Don't forget to tune in to the 2019 GRAMMYs live from Staples Center today. Start with the GRAMMY Awards Premiere Ceremony at 12:30 p.m. PST/3:30 ET, then follow us to the red carpet at 2:00 p.m. PST/5:00 p.m. ET—both will be live streamed right here on right here on GRAMMY.com.
Then the moment you've all been waiting for, the 61st GRAMMY Awards, hosted by 15-time GRAMMY winner Alicia Keys, will air live at 5:00 p.m. PST/8:00 p.m. ET / 7:00 p.m. CT on CBS.
Commodores, Alex & Sierra Join GRAMMY Park
First GRAMMY-branded live music experience taking place May 5–8 in Brooklyn, N.Y.
GRAMMY winners the Commodores and emerging artists Alex & Sierra and Chelsea Chris have been added to the GRAMMY Park performance lineup. Taking place May 5–8 in Brooklyn, N.Y., GRAMMY Park — the inaugural GRAMMY-branded live music experience — will feature live concert performances and numerous GRAMMY-winning artists.
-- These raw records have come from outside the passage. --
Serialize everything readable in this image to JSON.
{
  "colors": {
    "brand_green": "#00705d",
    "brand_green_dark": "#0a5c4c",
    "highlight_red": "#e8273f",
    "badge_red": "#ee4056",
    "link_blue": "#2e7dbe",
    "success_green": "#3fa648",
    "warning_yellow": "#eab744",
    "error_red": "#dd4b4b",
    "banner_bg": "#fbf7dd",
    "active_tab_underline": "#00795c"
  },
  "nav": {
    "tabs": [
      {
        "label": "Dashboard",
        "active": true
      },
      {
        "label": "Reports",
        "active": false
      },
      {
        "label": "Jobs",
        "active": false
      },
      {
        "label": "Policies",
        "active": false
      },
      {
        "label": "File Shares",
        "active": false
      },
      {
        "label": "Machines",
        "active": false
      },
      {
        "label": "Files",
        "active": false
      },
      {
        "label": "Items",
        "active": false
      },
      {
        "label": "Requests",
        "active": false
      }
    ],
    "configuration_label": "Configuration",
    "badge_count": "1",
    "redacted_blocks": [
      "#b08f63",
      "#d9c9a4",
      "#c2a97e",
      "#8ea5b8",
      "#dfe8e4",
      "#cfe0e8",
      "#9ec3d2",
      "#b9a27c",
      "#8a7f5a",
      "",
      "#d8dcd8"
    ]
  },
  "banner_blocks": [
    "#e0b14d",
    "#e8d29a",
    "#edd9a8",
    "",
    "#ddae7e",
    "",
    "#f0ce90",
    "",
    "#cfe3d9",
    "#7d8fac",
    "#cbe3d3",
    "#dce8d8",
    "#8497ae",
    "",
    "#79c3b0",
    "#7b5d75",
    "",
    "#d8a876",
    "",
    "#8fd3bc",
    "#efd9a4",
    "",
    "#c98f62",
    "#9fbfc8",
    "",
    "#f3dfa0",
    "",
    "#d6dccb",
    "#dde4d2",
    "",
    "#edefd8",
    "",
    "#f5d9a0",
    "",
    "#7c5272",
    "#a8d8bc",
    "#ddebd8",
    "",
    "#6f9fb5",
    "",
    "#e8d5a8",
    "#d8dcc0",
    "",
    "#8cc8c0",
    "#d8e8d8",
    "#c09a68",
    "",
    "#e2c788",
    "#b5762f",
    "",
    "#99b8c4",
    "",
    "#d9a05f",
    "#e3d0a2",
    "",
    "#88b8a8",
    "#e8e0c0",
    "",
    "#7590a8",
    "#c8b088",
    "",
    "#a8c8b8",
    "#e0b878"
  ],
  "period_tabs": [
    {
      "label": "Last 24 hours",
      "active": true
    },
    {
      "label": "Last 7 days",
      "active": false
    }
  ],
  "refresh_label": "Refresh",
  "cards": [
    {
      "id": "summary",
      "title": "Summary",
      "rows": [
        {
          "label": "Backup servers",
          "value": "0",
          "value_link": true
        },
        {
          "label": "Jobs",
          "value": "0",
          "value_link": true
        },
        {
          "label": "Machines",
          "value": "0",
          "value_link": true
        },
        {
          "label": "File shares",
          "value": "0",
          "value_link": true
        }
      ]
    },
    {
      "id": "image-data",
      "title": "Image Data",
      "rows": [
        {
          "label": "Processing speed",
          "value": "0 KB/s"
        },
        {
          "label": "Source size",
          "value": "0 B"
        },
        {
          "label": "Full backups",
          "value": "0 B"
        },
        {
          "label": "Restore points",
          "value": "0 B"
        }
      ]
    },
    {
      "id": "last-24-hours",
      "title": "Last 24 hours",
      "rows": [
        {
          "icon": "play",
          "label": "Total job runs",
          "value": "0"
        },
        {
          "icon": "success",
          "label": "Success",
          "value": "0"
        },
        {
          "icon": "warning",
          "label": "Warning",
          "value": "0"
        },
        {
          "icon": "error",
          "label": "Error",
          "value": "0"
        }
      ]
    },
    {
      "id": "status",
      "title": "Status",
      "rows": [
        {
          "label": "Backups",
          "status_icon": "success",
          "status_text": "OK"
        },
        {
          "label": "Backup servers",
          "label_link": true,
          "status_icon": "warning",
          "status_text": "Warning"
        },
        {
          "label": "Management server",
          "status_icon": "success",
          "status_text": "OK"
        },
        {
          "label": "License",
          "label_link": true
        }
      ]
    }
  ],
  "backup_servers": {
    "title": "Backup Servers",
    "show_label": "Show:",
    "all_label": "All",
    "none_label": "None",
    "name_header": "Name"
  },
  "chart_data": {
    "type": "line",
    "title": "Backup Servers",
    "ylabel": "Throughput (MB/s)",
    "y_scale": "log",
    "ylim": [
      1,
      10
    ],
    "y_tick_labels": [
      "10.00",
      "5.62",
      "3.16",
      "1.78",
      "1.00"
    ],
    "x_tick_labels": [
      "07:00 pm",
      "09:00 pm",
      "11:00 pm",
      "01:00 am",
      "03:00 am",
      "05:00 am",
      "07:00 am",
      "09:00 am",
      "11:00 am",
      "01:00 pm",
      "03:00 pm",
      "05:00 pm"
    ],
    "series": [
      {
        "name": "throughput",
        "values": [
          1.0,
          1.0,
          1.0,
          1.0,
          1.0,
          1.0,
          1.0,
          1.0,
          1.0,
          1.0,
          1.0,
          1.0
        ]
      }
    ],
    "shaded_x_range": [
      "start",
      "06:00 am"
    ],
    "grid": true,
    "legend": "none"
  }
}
Live music performances and signature Artist Spotlights featuring seven-time GRAMMY winner Toni Braxton and GRAMMY nominee Andra Day, three-time GRAMMY winner Ne-Yo with Jazmine Sullivan, and a special evening featuring GRAMMY nominees Robin Thicke and Aloe Blacc will take place at the historic Kings Theatre.
Free events open to the public include The Next Generation: Emerging Artists and Jazz All-Stars concerts on May 7, and a Mother's Day Gospel Concert and Big Band Show on May 8 — all taking place at the LeFrak Center at Lakeside. Free events are open to the public and do not require a ticket.
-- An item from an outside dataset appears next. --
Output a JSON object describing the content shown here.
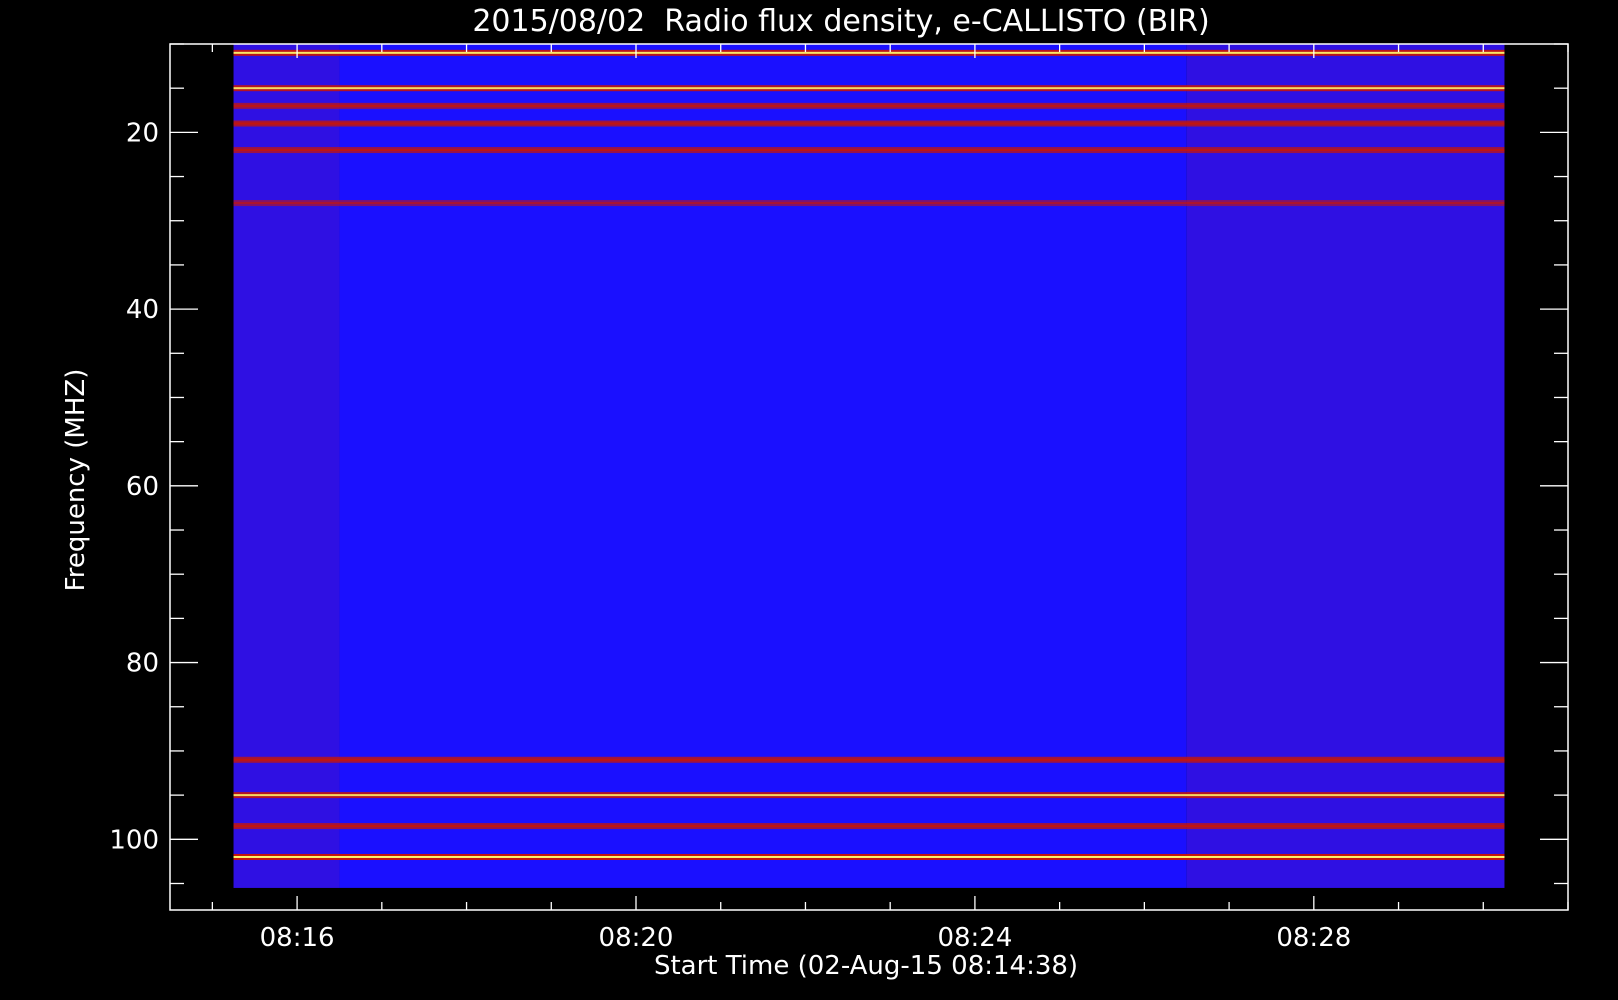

Ticket prices for GRAMMY Park range from $35 to $175 for VIP packages, and are on sale now via www.GRAMMYPark.com.
Photo: Paul Zimmerman/WireImage.com
Jazmine Sullivan, Anthony Hamilton To Play 2018 Playboy Jazz Festival
Find out who else is slated to play the annual jazz celebration scheduled to take place in June in sunny Los Angeles
Celebrating its standing as a jazz institution, the Playboy Jazz Festival will celebrate its 40th anniversary this summer with a variety of talent.
Taking place June 9–10 at the Hollywood Bowl in Los Angeles, performers will include GRAMMY winners Anthony Hamilton, Snarky Puppy and Lucinda Williams, and 11-time GRAMMY nominee Jazmine Sullivan.
Additional performers will include GRAMMY winners Lee Ritenour and Dave Grusin, the Ramsey Lewis Quintet, Charles Lloyd & The Marvels, blues guitarist Roy Gaines and horn collective Tower of Power, who are celebrating their 50th anniversary.
Hosted by GRAMMY-nominated comedian George Lopez, the festivities will also include an 80th birthday salute to the late GRAMMY-winning jazz trumpeter Freddie Hubbard, featuring trumpeters Randy Brecker, Nicholas Payton, Jeremy Pelt and David Weiss.
Designed as a showcase for jazz, the Playboy Jazz Festival was founded by the late Hugh Hefner in Chicago in 1959. The second festival did not take place until 1979 at the Hollywood Bowl. It has been held annually ever since.
For additional information on the 2018 installment, including purchasing tickets, visit www.hollywoodbowl.com.